(Component data from apps and pages)
^^^^^^^^
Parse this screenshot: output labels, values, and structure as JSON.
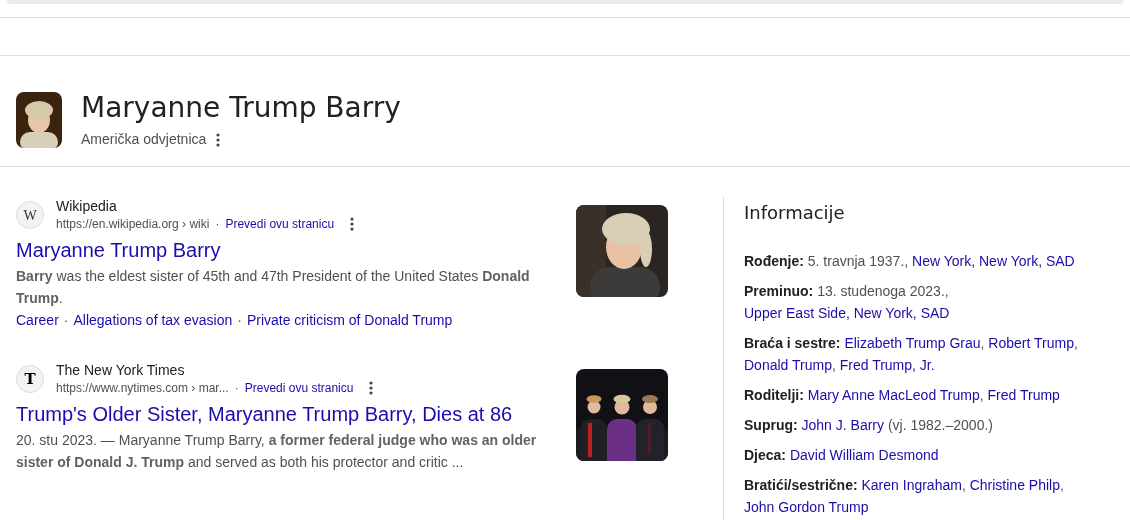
{
  "entity": {
    "title": "Maryanne Trump Barry",
    "subtitle": "Američka odvjetnica"
  },
  "results": [
    {
      "source": "Wikipedia",
      "favicon": "W",
      "url": "https://en.wikipedia.org › wiki",
      "separator": "·",
      "translate": "Prevedi ovu stranicu",
      "title": "Maryanne Trump Barry",
      "snippet": "**Barry** was the eldest sister of 45th and 47th President of the United States **Donald Trump**.",
      "sitelinks": [
        "Career",
        "Allegations of tax evasion",
        "Private criticism of Donald Trump"
      ]
    },
    {
      "source": "The New York Times",
      "favicon": "T",
      "url": "https://www.nytimes.com › mar...",
      "separator": "·",
      "translate": "Prevedi ovu stranicu",
      "title": "Trump's Older Sister, Maryanne Trump Barry, Dies at 86",
      "snippet": "20. stu 2023. — Maryanne Trump Barry, **a former federal judge who was an older sister of Donald J. Trump** and served as both his protector and critic ..."
    }
  ],
  "info": {
    "title": "Informacije",
    "facts": [
      {
        "label": "Rođenje:",
        "parts": [
          {
            "kind": "text",
            "text": "5. travnja 1937., "
          },
          {
            "kind": "link",
            "text": "New York, New York, SAD"
          }
        ]
      },
      {
        "label": "Preminuo:",
        "parts": [
          {
            "kind": "text",
            "text": "13. studenoga 2023., "
          },
          {
            "kind": "link",
            "text": "Upper East Side, New York, SAD"
          }
        ]
      },
      {
        "label": "Braća i sestre:",
        "parts": [
          {
            "kind": "link",
            "text": "Elizabeth Trump Grau"
          },
          {
            "kind": "text",
            "text": ", "
          },
          {
            "kind": "link",
            "text": "Robert Trump"
          },
          {
            "kind": "text",
            "text": ", "
          },
          {
            "kind": "link",
            "text": "Donald Trump"
          },
          {
            "kind": "text",
            "text": ", "
          },
          {
            "kind": "link",
            "text": "Fred Trump, Jr."
          }
        ]
      },
      {
        "label": "Roditelji:",
        "parts": [
          {
            "kind": "link",
            "text": "Mary Anne MacLeod Trump"
          },
          {
            "kind": "text",
            "text": ", "
          },
          {
            "kind": "link",
            "text": "Fred Trump"
          }
        ]
      },
      {
        "label": "Suprug:",
        "parts": [
          {
            "kind": "link",
            "text": "John J. Barry"
          },
          {
            "kind": "text",
            "text": " (vj. 1982.–2000.)"
          }
        ]
      },
      {
        "label": "Djeca:",
        "parts": [
          {
            "kind": "link",
            "text": "David William Desmond"
          }
        ]
      },
      {
        "label": "Bratići/sestrične:",
        "parts": [
          {
            "kind": "link",
            "text": "Karen Ingraham"
          },
          {
            "kind": "text",
            "text": ", "
          },
          {
            "kind": "link",
            "text": "Christine Philp"
          },
          {
            "kind": "text",
            "text": ", "
          },
          {
            "kind": "link",
            "text": "John Gordon Trump"
          }
        ]
      }
    ]
  }
}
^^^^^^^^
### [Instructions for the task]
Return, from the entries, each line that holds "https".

### [Response to the exercise]
      "url": "https://en.wikipedia.org › wiki",
      "url": "https://www.nytimes.com › mar...",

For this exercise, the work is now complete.